(Items from an interface collection)
================
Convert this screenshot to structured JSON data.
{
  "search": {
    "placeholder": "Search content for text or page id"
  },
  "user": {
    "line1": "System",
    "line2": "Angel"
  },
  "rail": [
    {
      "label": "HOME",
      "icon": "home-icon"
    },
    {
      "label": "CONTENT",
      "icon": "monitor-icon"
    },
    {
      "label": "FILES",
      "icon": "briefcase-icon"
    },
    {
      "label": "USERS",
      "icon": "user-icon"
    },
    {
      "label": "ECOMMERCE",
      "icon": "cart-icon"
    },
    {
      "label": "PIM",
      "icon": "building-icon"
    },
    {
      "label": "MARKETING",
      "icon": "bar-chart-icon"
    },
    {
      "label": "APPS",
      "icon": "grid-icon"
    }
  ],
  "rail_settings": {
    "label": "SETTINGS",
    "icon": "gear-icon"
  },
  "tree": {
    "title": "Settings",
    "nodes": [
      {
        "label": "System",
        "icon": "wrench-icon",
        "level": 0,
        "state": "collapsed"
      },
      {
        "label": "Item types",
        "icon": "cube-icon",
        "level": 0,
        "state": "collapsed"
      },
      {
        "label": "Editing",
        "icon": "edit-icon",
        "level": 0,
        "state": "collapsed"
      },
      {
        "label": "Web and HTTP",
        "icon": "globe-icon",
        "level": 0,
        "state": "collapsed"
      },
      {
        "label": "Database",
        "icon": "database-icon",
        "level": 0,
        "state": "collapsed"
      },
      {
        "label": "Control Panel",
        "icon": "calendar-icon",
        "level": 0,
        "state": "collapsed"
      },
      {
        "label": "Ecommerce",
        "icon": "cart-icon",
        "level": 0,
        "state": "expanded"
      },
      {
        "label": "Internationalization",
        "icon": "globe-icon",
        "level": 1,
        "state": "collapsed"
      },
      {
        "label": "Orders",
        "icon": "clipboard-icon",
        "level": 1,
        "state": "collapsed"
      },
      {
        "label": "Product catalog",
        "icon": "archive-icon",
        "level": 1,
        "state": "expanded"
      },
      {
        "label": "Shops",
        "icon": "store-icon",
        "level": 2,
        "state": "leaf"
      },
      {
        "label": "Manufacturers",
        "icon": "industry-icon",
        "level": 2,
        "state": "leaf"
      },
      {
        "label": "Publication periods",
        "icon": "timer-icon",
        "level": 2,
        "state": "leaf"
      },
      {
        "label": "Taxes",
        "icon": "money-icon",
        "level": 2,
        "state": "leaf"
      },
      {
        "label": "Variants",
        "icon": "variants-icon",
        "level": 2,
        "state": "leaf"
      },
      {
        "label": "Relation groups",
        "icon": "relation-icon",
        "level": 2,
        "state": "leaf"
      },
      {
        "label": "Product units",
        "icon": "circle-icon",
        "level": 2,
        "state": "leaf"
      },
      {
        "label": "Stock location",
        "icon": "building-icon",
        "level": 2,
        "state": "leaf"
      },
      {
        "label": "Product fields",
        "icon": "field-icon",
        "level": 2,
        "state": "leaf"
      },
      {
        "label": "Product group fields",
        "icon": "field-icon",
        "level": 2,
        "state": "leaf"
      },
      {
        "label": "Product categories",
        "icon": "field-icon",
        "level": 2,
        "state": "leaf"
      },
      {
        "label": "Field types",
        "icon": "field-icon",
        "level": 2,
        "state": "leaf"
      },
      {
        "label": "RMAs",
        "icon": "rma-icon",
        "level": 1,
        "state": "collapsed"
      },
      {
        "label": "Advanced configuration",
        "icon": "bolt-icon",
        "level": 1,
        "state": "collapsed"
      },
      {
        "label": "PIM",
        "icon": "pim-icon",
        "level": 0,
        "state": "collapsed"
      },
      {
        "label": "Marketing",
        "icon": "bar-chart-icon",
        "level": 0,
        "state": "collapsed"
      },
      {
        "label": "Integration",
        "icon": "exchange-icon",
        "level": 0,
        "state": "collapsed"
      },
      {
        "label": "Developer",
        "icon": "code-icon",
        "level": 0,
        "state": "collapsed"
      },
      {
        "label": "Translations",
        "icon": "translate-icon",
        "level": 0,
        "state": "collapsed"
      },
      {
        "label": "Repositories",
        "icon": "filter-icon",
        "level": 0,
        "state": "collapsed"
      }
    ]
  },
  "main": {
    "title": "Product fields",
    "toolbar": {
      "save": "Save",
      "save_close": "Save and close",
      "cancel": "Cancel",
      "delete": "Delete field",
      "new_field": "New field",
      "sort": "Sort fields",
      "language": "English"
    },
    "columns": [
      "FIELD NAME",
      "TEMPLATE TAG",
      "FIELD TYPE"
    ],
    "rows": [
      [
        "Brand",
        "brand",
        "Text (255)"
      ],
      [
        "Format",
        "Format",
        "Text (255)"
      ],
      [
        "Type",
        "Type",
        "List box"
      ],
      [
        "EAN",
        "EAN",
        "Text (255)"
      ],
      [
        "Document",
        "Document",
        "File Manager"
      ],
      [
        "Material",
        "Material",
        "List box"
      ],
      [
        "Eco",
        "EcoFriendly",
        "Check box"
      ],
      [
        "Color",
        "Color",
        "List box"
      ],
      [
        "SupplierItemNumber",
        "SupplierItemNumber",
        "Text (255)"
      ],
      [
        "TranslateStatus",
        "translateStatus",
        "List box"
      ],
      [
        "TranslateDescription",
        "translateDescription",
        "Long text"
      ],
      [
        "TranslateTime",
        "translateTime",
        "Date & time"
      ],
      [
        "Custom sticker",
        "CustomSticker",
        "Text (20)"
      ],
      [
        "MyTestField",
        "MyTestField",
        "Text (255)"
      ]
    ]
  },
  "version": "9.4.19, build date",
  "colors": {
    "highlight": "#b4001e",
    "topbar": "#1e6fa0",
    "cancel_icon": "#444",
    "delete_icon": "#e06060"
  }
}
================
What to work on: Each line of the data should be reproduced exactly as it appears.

Task response:
Convert this screenshot to structured JSON data.
{
  "search": {
    "placeholder": "Search content for text or page id"
  },
  "user": {
    "line1": "System",
    "line2": "Angel"
  },
  "rail": [
    {
      "label": "HOME",
      "icon": "home-icon"
    },
    {
      "label": "CONTENT",
      "icon": "monitor-icon"
    },
    {
      "label": "FILES",
      "icon": "briefcase-icon"
    },
    {
      "label": "USERS",
      "icon": "user-icon"
    },
    {
      "label": "ECOMMERCE",
      "icon": "cart-icon"
    },
    {
      "label": "PIM",
      "icon": "building-icon"
    },
    {
      "label": "MARKETING",
      "icon": "bar-chart-icon"
    },
    {
      "label": "APPS",
      "icon": "grid-icon"
    }
  ],
  "rail_settings": {
    "label": "SETTINGS",
    "icon": "gear-icon"
  },
  "tree": {
    "title": "Settings",
    "nodes": [
      {
        "label": "System",
        "icon": "wrench-icon",
        "level": 0,
        "state": "collapsed"
      },
      {
        "label": "Item types",
        "icon": "cube-icon",
        "level": 0,
        "state": "collapsed"
      },
      {
        "label": "Editing",
        "icon": "edit-icon",
        "level": 0,
        "state": "collapsed"
      },
      {
        "label": "Web and HTTP",
        "icon": "globe-icon",
        "level": 0,
        "state": "collapsed"
      },
      {
        "label": "Database",
        "icon": "database-icon",
        "level": 0,
        "state": "collapsed"
      },
      {
        "label": "Control Panel",
        "icon": "calendar-icon",
        "level": 0,
        "state": "collapsed"
      },
      {
        "label": "Ecommerce",
        "icon": "cart-icon",
        "level": 0,
        "state": "expanded"
      },
      {
        "label": "Internationalization",
        "icon": "globe-icon",
        "level": 1,
        "state": "collapsed"
      },
      {
        "label": "Orders",
        "icon": "clipboard-icon",
        "level": 1,
        "state": "collapsed"
      },
      {
        "label": "Product catalog",
        "icon": "archive-icon",
        "level": 1,
        "state": "expanded"
      },
      {
        "label": "Shops",
        "icon": "store-icon",
        "level": 2,
        "state": "leaf"
      },
      {
        "label": "Manufacturers",
        "icon": "industry-icon",
        "level": 2,
        "state": "leaf"
      },
      {
        "label": "Publication periods",
        "icon": "timer-icon",
        "level": 2,
        "state": "leaf"
      },
      {
        "label": "Taxes",
        "icon": "money-icon",
        "level": 2,
        "state": "leaf"
      },
      {
        "label": "Variants",
        "icon": "variants-icon",
        "level": 2,
        "state": "leaf"
      },
      {
        "label": "Relation groups",
        "icon": "relation-icon",
        "level": 2,
        "state": "leaf"
      },
      {
        "label": "Product units",
        "icon": "circle-icon",
        "level": 2,
        "state": "leaf"
      },
      {
        "label": "Stock location",
        "icon": "building-icon",
        "level": 2,
        "state": "leaf"
      },
      {
        "label": "Product fields",
        "icon": "field-icon",
        "level": 2,
        "state": "leaf"
      },
      {
        "label": "Product group fields",
        "icon": "field-icon",
        "level": 2,
        "state": "leaf"
      },
      {
        "label": "Product categories",
        "icon": "field-icon",
        "level": 2,
        "state": "leaf"
      },
      {
        "label": "Field types",
        "icon": "field-icon",
        "level": 2,
        "state": "leaf"
      },
      {
        "label": "RMAs",
        "icon": "rma-icon",
        "level": 1,
        "state": "collapsed"
      },
      {
        "label": "Advanced configuration",
        "icon": "bolt-icon",
        "level": 1,
        "state": "collapsed"
      },
      {
        "label": "PIM",
        "icon": "pim-icon",
        "level": 0,
        "state": "collapsed"
      },
      {
        "label": "Marketing",
        "icon": "bar-chart-icon",
        "level": 0,
        "state": "collapsed"
      },
      {
        "label": "Integration",
        "icon": "exchange-icon",
        "level": 0,
        "state": "collapsed"
      },
      {
        "label": "Developer",
        "icon": "code-icon",
        "level": 0,
        "state": "collapsed"
      },
      {
        "label": "Translations",
        "icon": "translate-icon",
        "level": 0,
        "state": "collapsed"
      },
      {
        "label": "Repositories",
        "icon": "filter-icon",
        "level": 0,
        "state": "collapsed"
      }
    ]
  },
  "main": {
    "title": "Product fields",
    "toolbar": {
      "save": "Save",
      "save_close": "Save and close",
      "cancel": "Cancel",
      "delete": "Delete field",
      "new_field": "New field",
      "sort": "Sort fields",
      "language": "English"
    },
    "columns": [
      "FIELD NAME",
      "TEMPLATE TAG",
      "FIELD TYPE"
    ],
    "rows": [
      [
        "Brand",
        "brand",
        "Text (255)"
      ],
      [
        "Format",
        "Format",
        "Text (255)"
      ],
      [
        "Type",
        "Type",
        "List box"
      ],
      [
        "EAN",
        "EAN",
        "Text (255)"
      ],
      [
        "Document",
        "Document",
        "File Manager"
      ],
      [
        "Material",
        "Material",
        "List box"
      ],
      [
        "Eco",
        "EcoFriendly",
        "Check box"
      ],
      [
        "Color",
        "Color",
        "List box"
      ],
      [
        "SupplierItemNumber",
        "SupplierItemNumber",
        "Text (255)"
      ],
      [
        "TranslateStatus",
        "translateStatus",
        "List box"
      ],
      [
        "TranslateDescription",
        "translateDescription",
        "Long text"
      ],
      [
        "TranslateTime",
        "translateTime",
        "Date & time"
      ],
      [
        "Custom sticker",
        "CustomSticker",
        "Text (20)"
      ],
      [
        "MyTestField",
        "MyTestField",
        "Text (255)"
      ]
    ]
  },
  "version": "9.4.19, build date",
  "colors": {
    "highlight": "#b4001e",
    "topbar": "#1e6fa0",
    "cancel_icon": "#444",
    "delete_icon": "#e06060"
  }
}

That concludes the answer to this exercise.